EXERCISE DIRECTIONS –
If an entry below holds a picture, skip the picture and copy everything else exactly.
BEGIN DATA TO EXAMINE
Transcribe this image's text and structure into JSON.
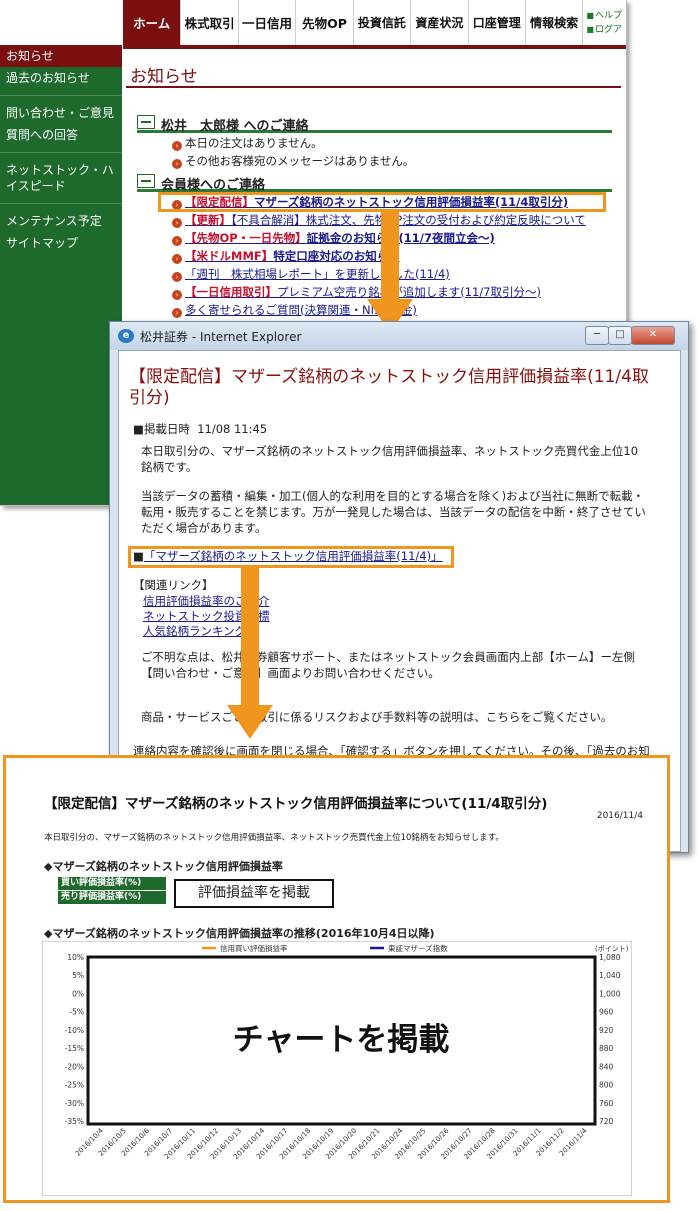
{
  "portal": {
    "nav_tabs": [
      "ホーム",
      "株式取引",
      "一日信用",
      "先物OP",
      "投資信託",
      "資産状況",
      "口座管理",
      "情報検索"
    ],
    "nav_mini": [
      "ヘルプ",
      "ログア"
    ],
    "sidebar": [
      "お知らせ",
      "過去のお知らせ",
      "問い合わせ・ご意見",
      "質問への回答",
      "ネットストック・ハイスピード",
      "メンテナンス予定",
      "サイトマップ"
    ],
    "page_title": "お知らせ",
    "section1": "松井　太郎様 へのご連絡",
    "section1_items": [
      "本日の注文はありません。",
      "その他お客様宛のメッセージはありません。"
    ],
    "section2": "会員様へのご連絡",
    "news": [
      {
        "tag": "【限定配信】",
        "text": "マザーズ銘柄のネットストック信用評価損益率(11/4取引分)"
      },
      {
        "tag": "【更新】",
        "text": "【不具合解消】株式注文、先物OP注文の受付および約定反映について"
      },
      {
        "tag": "【先物OP・一日先物】",
        "text": "証拠金のお知らせ(11/7夜間立会〜)"
      },
      {
        "tag": "【米ドルMMF】",
        "text": "特定口座対応のお知らせ"
      },
      {
        "tag": "",
        "text": "「週刊　株式相場レポート」を更新しました(11/4)"
      },
      {
        "tag": "【一日信用取引】",
        "text": "プレミアム空売り銘柄が追加します(11/7取引分〜)"
      },
      {
        "tag": "",
        "text": "多く寄せられるご質問(決算関連・NISA入金)"
      }
    ]
  },
  "ie": {
    "window_title": "松井証券 - Internet Explorer",
    "btn_min": "─",
    "btn_max": "□",
    "btn_close": "✕",
    "heading": "【限定配信】マザーズ銘柄のネットストック信用評価損益率(11/4取引分)",
    "posted_label": "■掲載日時",
    "posted_value": "11/08 11:45",
    "para1": "本日取引分の、マザーズ銘柄のネットストック信用評価損益率、ネットストック売買代金上位10銘柄です。",
    "para2": "当該データの蓄積・編集・加工(個人的な利用を目的とする場合を除く)および当社に無断で転載・転用・販売することを禁じます。万が一発見した場合は、当該データの配信を中断・終了させていただく場合があります。",
    "doc_link_prefix": "■",
    "doc_link": "「マザーズ銘柄のネットストック信用評価損益率(11/4)」",
    "related_label": "【関連リンク】",
    "related": [
      "信用評価損益率のご紹介",
      "ネットストック投資指標",
      "人気銘柄ランキング"
    ],
    "contact_text": "ご不明な点は、松井証券顧客サポート、またはネットストック会員画面内上部【ホーム】ー左側【問い合わせ・ご意見】画面よりお問い合わせください。",
    "risk_text": "商品・サービスごとの取引に係るリスクおよび手数料等の説明は、こちらをご覧ください。",
    "confirm_text": "連絡内容を確認後に画面を閉じる場合、「確認する」ボタンを押してください。その後、「過去のお知"
  },
  "pdf": {
    "title": "【限定配信】マザーズ銘柄のネットストック信用評価損益率について(11/4取引分)",
    "date": "2016/11/4",
    "description": "本日取引分の、マザーズ銘柄のネットストック信用評価損益率、ネットストック売買代金上位10銘柄をお知らせします。",
    "section1": "◆マザーズ銘柄のネットストック信用評価損益率",
    "legend_rows": [
      "買い評価損益率(%)",
      "売り評価損益率(%)"
    ],
    "table_placeholder": "評価損益率を掲載",
    "section2": "◆マザーズ銘柄のネットストック信用評価損益率の推移(2016年10月4日以降)",
    "chart_placeholder": "チャートを掲載"
  },
  "chart_data": {
    "type": "line",
    "legend": [
      "信用買い評価損益率",
      "東証マザーズ指数"
    ],
    "legend_colors": [
      "#f0961e",
      "#1a1a8c"
    ],
    "y_left_ticks": [
      "10%",
      "5%",
      "0%",
      "-5%",
      "-10%",
      "-15%",
      "-20%",
      "-25%",
      "-30%",
      "-35%"
    ],
    "y_right_unit": "(ポイント)",
    "y_right_ticks": [
      "1,080",
      "1,040",
      "1,000",
      "960",
      "920",
      "880",
      "840",
      "800",
      "760",
      "720"
    ],
    "ylim_left": [
      -35,
      10
    ],
    "ylim_right": [
      720,
      1080
    ],
    "x_categories": [
      "2016/10/4",
      "2016/10/5",
      "2016/10/6",
      "2016/10/7",
      "2016/10/11",
      "2016/10/12",
      "2016/10/13",
      "2016/10/14",
      "2016/10/17",
      "2016/10/18",
      "2016/10/19",
      "2016/10/20",
      "2016/10/21",
      "2016/10/24",
      "2016/10/25",
      "2016/10/26",
      "2016/10/27",
      "2016/10/28",
      "2016/10/31",
      "2016/11/1",
      "2016/11/2",
      "2016/11/4"
    ],
    "series": []
  }
}
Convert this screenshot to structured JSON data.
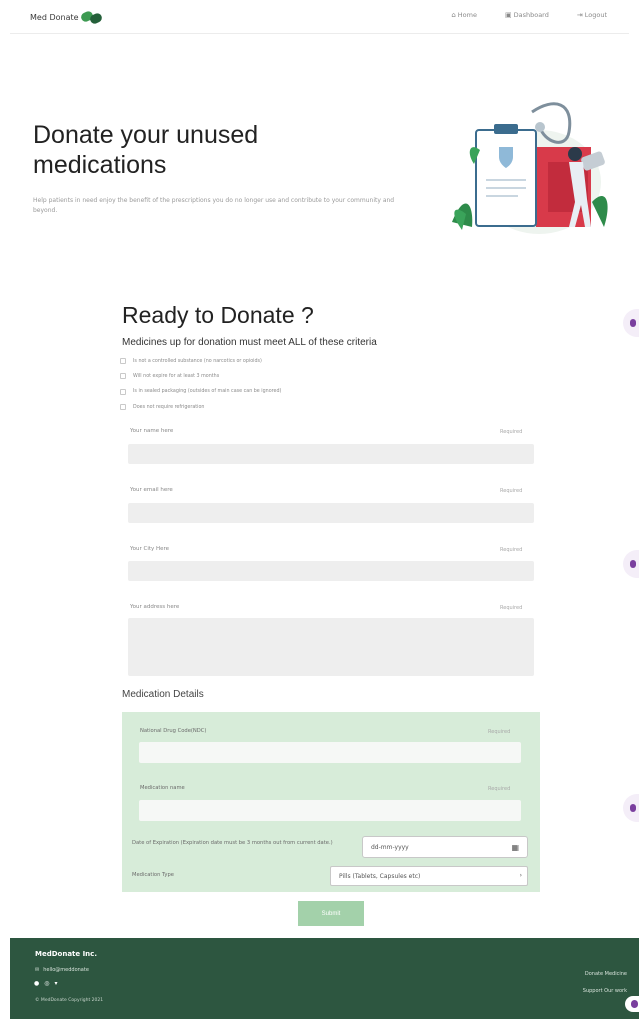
{
  "nav": {
    "brand": "Med Donate",
    "links": [
      {
        "icon": "home-icon",
        "glyph": "⌂",
        "label": "Home"
      },
      {
        "icon": "dashboard-icon",
        "glyph": "▣",
        "label": "Dashboard"
      },
      {
        "icon": "logout-icon",
        "glyph": "⇥",
        "label": "Logout"
      }
    ]
  },
  "hero": {
    "title": "Donate your unused medications",
    "subtitle": "Help patients in need enjoy the benefit of the prescriptions you do no longer use and contribute to your community and beyond."
  },
  "form": {
    "title": "Ready to Donate ?",
    "criteria_title": "Medicines up for donation must meet ALL of these criteria",
    "criteria": [
      "Is not a controlled substance (no narcotics or opioids)",
      "Will not expire for at least 3 months",
      "Is in sealed packaging (outsides of main case can be ignored)",
      "Does not require refrigeration"
    ],
    "fields": [
      {
        "label": "Your name here",
        "req": "Required"
      },
      {
        "label": "Your email here",
        "req": "Required"
      },
      {
        "label": "Your City Here",
        "req": "Required"
      },
      {
        "label": "Your address here",
        "req": "Required"
      }
    ],
    "medication": {
      "title": "Medication Details",
      "ndc_label": "National Drug Code(NDC)",
      "ndc_req": "Required",
      "name_label": "Medication name",
      "name_req": "Required",
      "expiry_label": "Date of Expiration (Expiration date must be 3 months out from current date.)",
      "date_placeholder": "dd-mm-yyyy",
      "type_label": "Medication Type",
      "type_value": "Pills (Tablets, Capsules etc)"
    },
    "submit": "Submit"
  },
  "footer": {
    "brand": "MedDonate Inc.",
    "email": "hello@meddonate",
    "social_icons": [
      "facebook-icon",
      "instagram-icon",
      "twitter-icon"
    ],
    "copyright": "© MedDonate Copyright 2021",
    "links": [
      "Donate Medicine",
      "Support Our work"
    ]
  },
  "colors": {
    "brand_green": "#2d5640",
    "accent_green": "#a3d1aa",
    "panel_green": "#d7ecd9",
    "side_tab_purple": "#7a3f9e"
  }
}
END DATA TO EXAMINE
RESULT –
Transcribe this image's text and structure into JSON.
{
  "portal": {
    "nav_tabs": [
      "ホーム",
      "株式取引",
      "一日信用",
      "先物OP",
      "投資信託",
      "資産状況",
      "口座管理",
      "情報検索"
    ],
    "nav_mini": [
      "ヘルプ",
      "ログア"
    ],
    "sidebar": [
      "お知らせ",
      "過去のお知らせ",
      "問い合わせ・ご意見",
      "質問への回答",
      "ネットストック・ハイスピード",
      "メンテナンス予定",
      "サイトマップ"
    ],
    "page_title": "お知らせ",
    "section1": "松井　太郎様 へのご連絡",
    "section1_items": [
      "本日の注文はありません。",
      "その他お客様宛のメッセージはありません。"
    ],
    "section2": "会員様へのご連絡",
    "news": [
      {
        "tag": "【限定配信】",
        "text": "マザーズ銘柄のネットストック信用評価損益率(11/4取引分)"
      },
      {
        "tag": "【更新】",
        "text": "【不具合解消】株式注文、先物OP注文の受付および約定反映について"
      },
      {
        "tag": "【先物OP・一日先物】",
        "text": "証拠金のお知らせ(11/7夜間立会〜)"
      },
      {
        "tag": "【米ドルMMF】",
        "text": "特定口座対応のお知らせ"
      },
      {
        "tag": "",
        "text": "「週刊　株式相場レポート」を更新しました(11/4)"
      },
      {
        "tag": "【一日信用取引】",
        "text": "プレミアム空売り銘柄が追加します(11/7取引分〜)"
      },
      {
        "tag": "",
        "text": "多く寄せられるご質問(決算関連・NISA入金)"
      }
    ]
  },
  "ie": {
    "window_title": "松井証券 - Internet Explorer",
    "btn_min": "─",
    "btn_max": "□",
    "btn_close": "✕",
    "heading": "【限定配信】マザーズ銘柄のネットストック信用評価損益率(11/4取引分)",
    "posted_label": "■掲載日時",
    "posted_value": "11/08 11:45",
    "para1": "本日取引分の、マザーズ銘柄のネットストック信用評価損益率、ネットストック売買代金上位10銘柄です。",
    "para2": "当該データの蓄積・編集・加工(個人的な利用を目的とする場合を除く)および当社に無断で転載・転用・販売することを禁じます。万が一発見した場合は、当該データの配信を中断・終了させていただく場合があります。",
    "doc_link_prefix": "■",
    "doc_link": "「マザーズ銘柄のネットストック信用評価損益率(11/4)」",
    "related_label": "【関連リンク】",
    "related": [
      "信用評価損益率のご紹介",
      "ネットストック投資指標",
      "人気銘柄ランキング"
    ],
    "contact_text": "ご不明な点は、松井証券顧客サポート、またはネットストック会員画面内上部【ホーム】ー左側【問い合わせ・ご意見】画面よりお問い合わせください。",
    "risk_text": "商品・サービスごとの取引に係るリスクおよび手数料等の説明は、こちらをご覧ください。",
    "confirm_text": "連絡内容を確認後に画面を閉じる場合、「確認する」ボタンを押してください。その後、「過去のお知"
  },
  "pdf": {
    "title": "【限定配信】マザーズ銘柄のネットストック信用評価損益率について(11/4取引分)",
    "date": "2016/11/4",
    "description": "本日取引分の、マザーズ銘柄のネットストック信用評価損益率、ネットストック売買代金上位10銘柄をお知らせします。",
    "section1": "◆マザーズ銘柄のネットストック信用評価損益率",
    "legend_rows": [
      "買い評価損益率(%)",
      "売り評価損益率(%)"
    ],
    "table_placeholder": "評価損益率を掲載",
    "section2": "◆マザーズ銘柄のネットストック信用評価損益率の推移(2016年10月4日以降)",
    "chart_placeholder": "チャートを掲載"
  },
  "chart_data": {
    "type": "line",
    "legend": [
      "信用買い評価損益率",
      "東証マザーズ指数"
    ],
    "legend_colors": [
      "#f0961e",
      "#1a1a8c"
    ],
    "y_left_ticks": [
      "10%",
      "5%",
      "0%",
      "-5%",
      "-10%",
      "-15%",
      "-20%",
      "-25%",
      "-30%",
      "-35%"
    ],
    "y_right_unit": "(ポイント)",
    "y_right_ticks": [
      "1,080",
      "1,040",
      "1,000",
      "960",
      "920",
      "880",
      "840",
      "800",
      "760",
      "720"
    ],
    "ylim_left": [
      -35,
      10
    ],
    "ylim_right": [
      720,
      1080
    ],
    "x_categories": [
      "2016/10/4",
      "2016/10/5",
      "2016/10/6",
      "2016/10/7",
      "2016/10/11",
      "2016/10/12",
      "2016/10/13",
      "2016/10/14",
      "2016/10/17",
      "2016/10/18",
      "2016/10/19",
      "2016/10/20",
      "2016/10/21",
      "2016/10/24",
      "2016/10/25",
      "2016/10/26",
      "2016/10/27",
      "2016/10/28",
      "2016/10/31",
      "2016/11/1",
      "2016/11/2",
      "2016/11/4"
    ],
    "series": []
  }
}
Convert this screenshot to structured JSON data.
{
  "nav": {
    "brand": "Med Donate",
    "links": [
      {
        "icon": "home-icon",
        "glyph": "⌂",
        "label": "Home"
      },
      {
        "icon": "dashboard-icon",
        "glyph": "▣",
        "label": "Dashboard"
      },
      {
        "icon": "logout-icon",
        "glyph": "⇥",
        "label": "Logout"
      }
    ]
  },
  "hero": {
    "title": "Donate your unused medications",
    "subtitle": "Help patients in need enjoy the benefit of the prescriptions you do no longer use and contribute to your community and beyond."
  },
  "form": {
    "title": "Ready to Donate ?",
    "criteria_title": "Medicines up for donation must meet ALL of these criteria",
    "criteria": [
      "Is not a controlled substance (no narcotics or opioids)",
      "Will not expire for at least 3 months",
      "Is in sealed packaging (outsides of main case can be ignored)",
      "Does not require refrigeration"
    ],
    "fields": [
      {
        "label": "Your name here",
        "req": "Required"
      },
      {
        "label": "Your email here",
        "req": "Required"
      },
      {
        "label": "Your City Here",
        "req": "Required"
      },
      {
        "label": "Your address here",
        "req": "Required"
      }
    ],
    "medication": {
      "title": "Medication Details",
      "ndc_label": "National Drug Code(NDC)",
      "ndc_req": "Required",
      "name_label": "Medication name",
      "name_req": "Required",
      "expiry_label": "Date of Expiration (Expiration date must be 3 months out from current date.)",
      "date_placeholder": "dd-mm-yyyy",
      "type_label": "Medication Type",
      "type_value": "Pills (Tablets, Capsules etc)"
    },
    "submit": "Submit"
  },
  "footer": {
    "brand": "MedDonate Inc.",
    "email": "hello@meddonate",
    "social_icons": [
      "facebook-icon",
      "instagram-icon",
      "twitter-icon"
    ],
    "copyright": "© MedDonate Copyright 2021",
    "links": [
      "Donate Medicine",
      "Support Our work"
    ]
  },
  "colors": {
    "brand_green": "#2d5640",
    "accent_green": "#a3d1aa",
    "panel_green": "#d7ecd9",
    "side_tab_purple": "#7a3f9e"
  }
}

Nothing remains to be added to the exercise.